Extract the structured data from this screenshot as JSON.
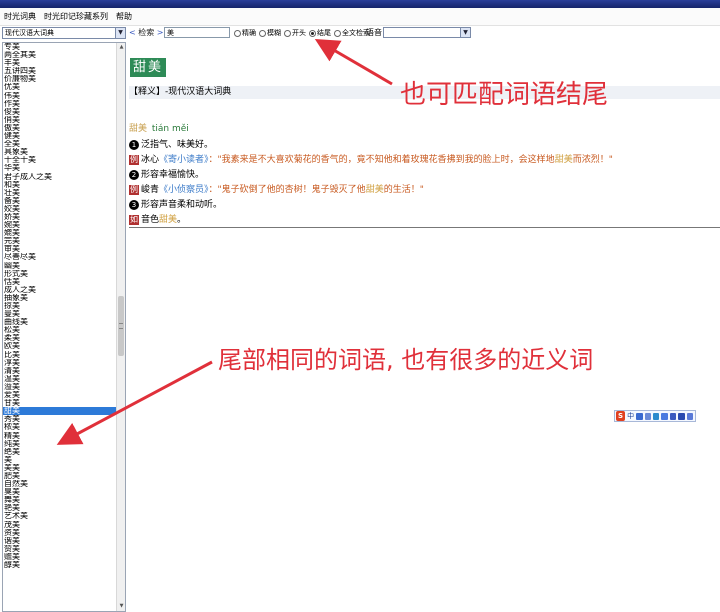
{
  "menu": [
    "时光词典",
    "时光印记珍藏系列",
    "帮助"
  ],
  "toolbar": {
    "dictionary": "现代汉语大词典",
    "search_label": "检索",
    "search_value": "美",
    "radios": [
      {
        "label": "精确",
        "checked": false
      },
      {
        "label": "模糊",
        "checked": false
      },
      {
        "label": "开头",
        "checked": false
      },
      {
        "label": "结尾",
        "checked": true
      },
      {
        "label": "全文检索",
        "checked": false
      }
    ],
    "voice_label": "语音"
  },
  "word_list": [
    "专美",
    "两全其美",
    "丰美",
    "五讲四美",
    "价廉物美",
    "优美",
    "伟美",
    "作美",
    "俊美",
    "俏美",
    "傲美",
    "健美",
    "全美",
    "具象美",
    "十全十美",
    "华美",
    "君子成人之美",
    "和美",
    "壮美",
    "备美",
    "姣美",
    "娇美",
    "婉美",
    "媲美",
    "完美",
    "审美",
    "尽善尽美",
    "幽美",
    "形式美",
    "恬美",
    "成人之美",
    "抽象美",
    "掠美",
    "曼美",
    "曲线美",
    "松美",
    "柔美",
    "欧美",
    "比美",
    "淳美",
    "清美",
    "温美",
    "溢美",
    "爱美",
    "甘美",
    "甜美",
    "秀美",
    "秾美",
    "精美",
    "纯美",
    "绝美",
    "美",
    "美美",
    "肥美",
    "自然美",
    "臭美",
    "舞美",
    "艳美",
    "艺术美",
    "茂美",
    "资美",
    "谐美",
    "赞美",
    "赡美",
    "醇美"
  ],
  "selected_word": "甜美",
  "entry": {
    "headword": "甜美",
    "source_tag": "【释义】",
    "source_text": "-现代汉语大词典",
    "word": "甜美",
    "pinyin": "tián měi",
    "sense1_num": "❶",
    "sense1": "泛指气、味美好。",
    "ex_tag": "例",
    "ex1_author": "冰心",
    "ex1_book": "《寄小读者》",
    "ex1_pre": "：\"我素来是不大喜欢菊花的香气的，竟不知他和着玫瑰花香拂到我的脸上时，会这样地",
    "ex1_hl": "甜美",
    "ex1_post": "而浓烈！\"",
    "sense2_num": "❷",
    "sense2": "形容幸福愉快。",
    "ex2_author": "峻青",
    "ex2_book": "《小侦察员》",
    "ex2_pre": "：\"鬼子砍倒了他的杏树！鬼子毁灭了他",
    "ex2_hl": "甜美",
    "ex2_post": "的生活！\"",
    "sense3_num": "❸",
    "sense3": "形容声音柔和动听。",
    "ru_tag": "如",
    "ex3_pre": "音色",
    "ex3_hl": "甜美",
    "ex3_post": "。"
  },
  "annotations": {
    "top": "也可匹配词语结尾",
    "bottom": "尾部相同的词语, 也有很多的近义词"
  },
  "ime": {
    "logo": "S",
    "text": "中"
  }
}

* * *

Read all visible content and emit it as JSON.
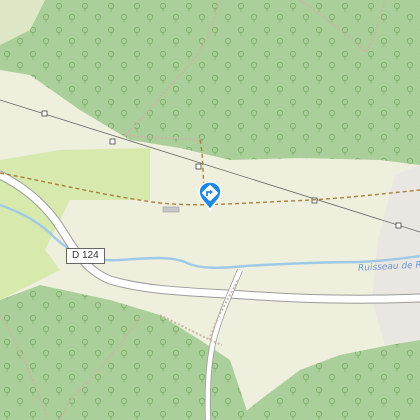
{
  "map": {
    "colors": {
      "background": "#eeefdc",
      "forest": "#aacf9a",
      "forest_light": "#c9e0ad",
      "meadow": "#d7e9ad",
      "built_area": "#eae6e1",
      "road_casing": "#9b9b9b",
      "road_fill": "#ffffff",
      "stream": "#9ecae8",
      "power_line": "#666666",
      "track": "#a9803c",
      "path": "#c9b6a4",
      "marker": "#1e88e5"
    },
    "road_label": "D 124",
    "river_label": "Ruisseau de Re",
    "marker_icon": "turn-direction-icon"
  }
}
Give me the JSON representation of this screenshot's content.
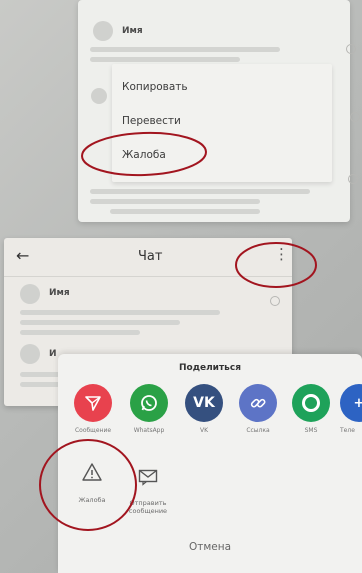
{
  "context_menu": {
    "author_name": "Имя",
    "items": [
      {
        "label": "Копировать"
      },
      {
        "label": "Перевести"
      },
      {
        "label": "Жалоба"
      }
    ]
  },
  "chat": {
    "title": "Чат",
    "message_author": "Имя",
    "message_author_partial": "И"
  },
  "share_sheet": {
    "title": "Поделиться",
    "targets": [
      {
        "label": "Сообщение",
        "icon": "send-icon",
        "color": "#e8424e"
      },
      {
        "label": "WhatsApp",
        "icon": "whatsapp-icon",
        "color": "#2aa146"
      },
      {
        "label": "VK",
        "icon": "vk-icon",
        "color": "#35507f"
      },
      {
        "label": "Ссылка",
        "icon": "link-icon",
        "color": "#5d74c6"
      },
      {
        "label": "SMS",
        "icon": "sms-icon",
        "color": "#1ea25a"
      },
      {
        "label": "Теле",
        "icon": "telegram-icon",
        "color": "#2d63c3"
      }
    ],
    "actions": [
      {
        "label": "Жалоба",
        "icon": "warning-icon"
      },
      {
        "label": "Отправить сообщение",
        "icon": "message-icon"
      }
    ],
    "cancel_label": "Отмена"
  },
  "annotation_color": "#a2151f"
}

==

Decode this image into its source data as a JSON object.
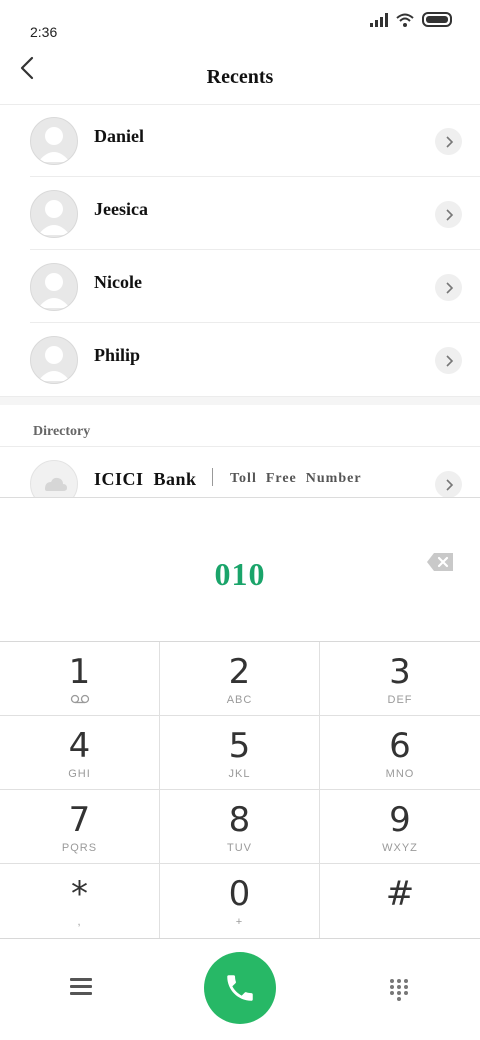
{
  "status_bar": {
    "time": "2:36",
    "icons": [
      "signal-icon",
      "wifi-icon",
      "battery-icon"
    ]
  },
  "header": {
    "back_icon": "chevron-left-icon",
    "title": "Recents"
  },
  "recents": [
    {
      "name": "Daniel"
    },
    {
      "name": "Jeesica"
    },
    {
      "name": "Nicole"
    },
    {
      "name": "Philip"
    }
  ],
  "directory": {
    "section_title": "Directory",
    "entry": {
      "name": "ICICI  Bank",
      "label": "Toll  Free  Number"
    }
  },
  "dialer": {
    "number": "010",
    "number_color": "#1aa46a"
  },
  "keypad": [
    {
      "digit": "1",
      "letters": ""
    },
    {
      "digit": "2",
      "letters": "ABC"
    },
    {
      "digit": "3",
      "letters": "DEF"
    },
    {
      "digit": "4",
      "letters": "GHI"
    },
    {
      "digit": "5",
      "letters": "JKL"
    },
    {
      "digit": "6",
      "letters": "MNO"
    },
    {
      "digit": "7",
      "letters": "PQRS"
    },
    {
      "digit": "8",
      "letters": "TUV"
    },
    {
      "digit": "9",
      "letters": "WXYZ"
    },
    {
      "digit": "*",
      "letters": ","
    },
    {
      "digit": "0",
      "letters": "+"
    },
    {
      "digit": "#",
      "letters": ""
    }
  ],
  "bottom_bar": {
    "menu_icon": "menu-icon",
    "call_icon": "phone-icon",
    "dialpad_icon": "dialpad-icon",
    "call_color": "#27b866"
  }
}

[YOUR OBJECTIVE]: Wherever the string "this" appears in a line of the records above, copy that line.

[EXERCISE SOLUTION]:
Extract the structured data from this screenshot as JSON.
Give me the JSON representation of this screenshot's content.
Decode this image into its source data as a JSON object.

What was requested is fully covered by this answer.